The countdown to year’s end almost inevitably means an increase in online purchases. On the heels of Black Friday and Cyber Monday, a full-blown consumerist race kicks off the goes until January. This 2016 will continue to show consumers turning more and more to e-commerce for their gift giving needs.

However, the convenience of paying by credit card online comes hand in hand with a real risk to our wallets. A recent study by investigators at the University of Newcastle revealed that the existence of a multitude of online payment systems, with their corresponding security measures, isn’t enough to guarantee consumer protection.  It’s more like the opposite — often, as a result of so much variety, we end up with a chaotic jumble that generates major vulnerabilities.

After analyzing several different payment methods, researchers discovered a new type of attack that allows cybercriminals to hack a credit card in only six seconds.

This kind of attack, which takes advantage of a couple of vulnerabilities with Visa cards, is already being used. In fact, it is believed to be the system used to steal money from 20,000 accounts of Tesco’s clients.

Actually, the attack is not very complex. It uses sheer brute force. Specifically, it exploits two oversights in online payment platforms. On the one hand, these platforms do not detect multiple erroneous payment requests when coming from different websites. On the other hand, they allow up to twenty erroneous payments for each credit card on each page. And as if that wasn’t enough, the payment system doesn’t refresh to request different information from the buyer after each failed attempt.

Thus, the attacker needs only a credit card number to start randomly guessing the CVV (Card Verification Value) and expiration date until it arrives at the right combination through brute force. Investigators tested this kind of attack on the 400 most popular e-commerce websites. They demonstrated that if we trust a credit card’s security as the sole safety measure, theft becomes a real possibility.
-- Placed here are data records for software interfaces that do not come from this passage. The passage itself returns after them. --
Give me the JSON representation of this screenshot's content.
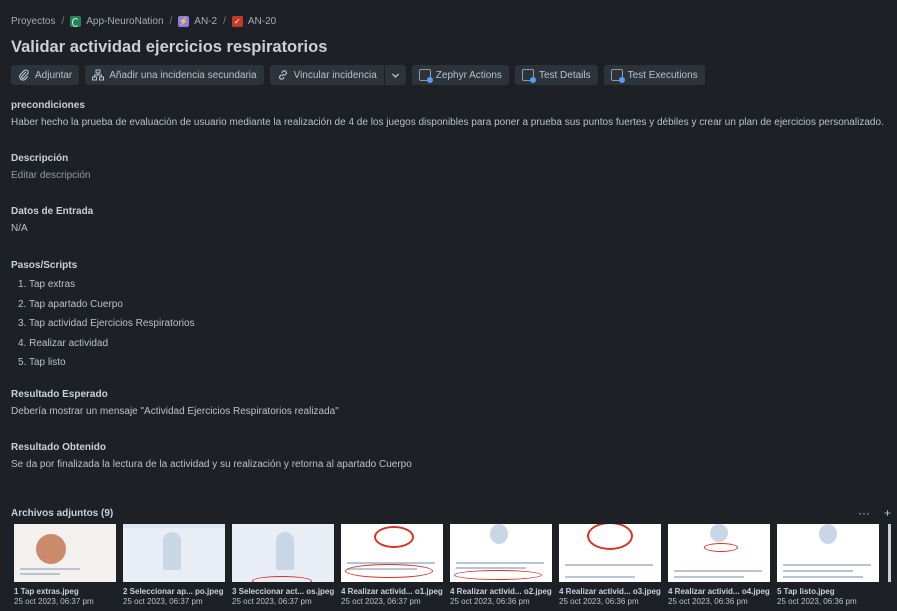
{
  "breadcrumb": {
    "projects": "Proyectos",
    "project": "App-NeuroNation",
    "epic": "AN-2",
    "issue": "AN-20"
  },
  "title": "Validar actividad ejercicios respiratorios",
  "toolbar": {
    "attach": "Adjuntar",
    "add_child": "Añadir una incidencia secundaria",
    "link": "Vincular incidencia",
    "zephyr_actions": "Zephyr Actions",
    "test_details": "Test Details",
    "test_executions": "Test Executions"
  },
  "sections": {
    "preconditions": {
      "label": "precondiciones",
      "text": "Haber hecho la prueba de evaluación de usuario mediante la realización de 4 de los juegos disponibles para poner a prueba sus puntos fuertes y débiles y crear un plan de ejercicios personalizado."
    },
    "description": {
      "label": "Descripción",
      "placeholder": "Editar descripción"
    },
    "input_data": {
      "label": "Datos de Entrada",
      "text": "N/A"
    },
    "steps": {
      "label": "Pasos/Scripts",
      "items": [
        "1. Tap extras",
        "2. Tap apartado Cuerpo",
        "3. Tap actividad Ejercicios Respiratorios",
        "4. Realizar actividad",
        "5. Tap listo"
      ]
    },
    "expected": {
      "label": "Resultado Esperado",
      "text": "Debería mostrar un mensaje \"Actividad Ejercicios Respiratorios realizada\""
    },
    "actual": {
      "label": "Resultado Obtenido",
      "text": "Se da por finalizada la lectura de la actividad y su realización y retorna al apartado Cuerpo"
    }
  },
  "attachments": {
    "title": "Archivos adjuntos (9)",
    "more": "···",
    "add": "+",
    "items": [
      {
        "name": "1 Tap extras.jpeg",
        "date": "25 oct 2023, 06:37 pm"
      },
      {
        "name": "2 Seleccionar ap... po.jpeg",
        "date": "25 oct 2023, 06:37 pm"
      },
      {
        "name": "3 Seleccionar act... os.jpeg",
        "date": "25 oct 2023, 06:37 pm"
      },
      {
        "name": "4 Realizar activid... o1.jpeg",
        "date": "25 oct 2023, 06:37 pm"
      },
      {
        "name": "4 Realizar activid... o2.jpeg",
        "date": "25 oct 2023, 06:36 pm"
      },
      {
        "name": "4 Realizar activid... o3.jpeg",
        "date": "25 oct 2023, 06:36 pm"
      },
      {
        "name": "4 Realizar activid... o4.jpeg",
        "date": "25 oct 2023, 06:36 pm"
      },
      {
        "name": "5 Tap listo.jpeg",
        "date": "25 oct 2023, 06:36 pm"
      }
    ]
  },
  "colors": {
    "background": "#1d2125",
    "button": "#2c333a",
    "text": "#b6c2cf",
    "project_icon": "#1f845a",
    "epic_icon": "#8f7ee7",
    "test_icon": "#c9372c"
  }
}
Platforms which use the Verified by Visa system or even payments with Mastercard actually escape these vulnerabilities. This shows that online credit card security by itself may, paradoxically, pose a serious risk.